▶ **Aim of the exercise**: Look through the material below and return every line that contains "subtitle".

[[ Recorded data, beginning ]]

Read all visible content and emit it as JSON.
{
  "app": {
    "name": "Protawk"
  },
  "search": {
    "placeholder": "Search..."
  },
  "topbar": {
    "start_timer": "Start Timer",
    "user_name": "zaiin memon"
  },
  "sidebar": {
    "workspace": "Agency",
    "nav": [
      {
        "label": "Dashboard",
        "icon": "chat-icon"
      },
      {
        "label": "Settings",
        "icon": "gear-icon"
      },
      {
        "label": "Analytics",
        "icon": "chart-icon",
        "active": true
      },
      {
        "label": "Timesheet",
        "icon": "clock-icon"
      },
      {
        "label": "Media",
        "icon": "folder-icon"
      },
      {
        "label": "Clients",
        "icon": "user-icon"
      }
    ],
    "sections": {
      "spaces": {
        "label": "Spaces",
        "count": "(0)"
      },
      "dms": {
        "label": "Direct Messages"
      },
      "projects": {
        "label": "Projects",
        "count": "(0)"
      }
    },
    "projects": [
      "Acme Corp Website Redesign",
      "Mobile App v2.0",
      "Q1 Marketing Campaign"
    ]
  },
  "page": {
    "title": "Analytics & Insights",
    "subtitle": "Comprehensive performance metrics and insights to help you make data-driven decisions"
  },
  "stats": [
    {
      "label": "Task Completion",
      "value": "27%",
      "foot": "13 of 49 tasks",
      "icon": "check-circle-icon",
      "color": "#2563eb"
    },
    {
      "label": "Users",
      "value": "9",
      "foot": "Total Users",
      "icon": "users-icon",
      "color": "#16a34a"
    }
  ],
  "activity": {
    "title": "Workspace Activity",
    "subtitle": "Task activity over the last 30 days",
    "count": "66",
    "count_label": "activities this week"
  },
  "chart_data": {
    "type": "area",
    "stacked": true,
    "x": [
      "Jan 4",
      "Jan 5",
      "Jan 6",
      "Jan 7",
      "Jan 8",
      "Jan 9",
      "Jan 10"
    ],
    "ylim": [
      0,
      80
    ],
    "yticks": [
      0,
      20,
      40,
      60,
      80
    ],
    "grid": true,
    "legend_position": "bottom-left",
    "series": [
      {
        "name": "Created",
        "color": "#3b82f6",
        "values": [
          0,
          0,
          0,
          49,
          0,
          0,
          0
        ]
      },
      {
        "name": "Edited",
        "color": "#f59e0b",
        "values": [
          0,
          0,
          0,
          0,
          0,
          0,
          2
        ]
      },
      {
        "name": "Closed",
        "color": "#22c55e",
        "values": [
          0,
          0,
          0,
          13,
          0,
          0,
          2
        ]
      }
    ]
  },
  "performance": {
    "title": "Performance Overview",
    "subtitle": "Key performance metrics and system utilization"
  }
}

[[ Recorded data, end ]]

▶ **Answer box**:
    "subtitle": "Comprehensive performance metrics and insights to help you make data-driven decisions"
    "subtitle": "Task activity over the last 30 days",
    "subtitle": "Key performance metrics and system utilization"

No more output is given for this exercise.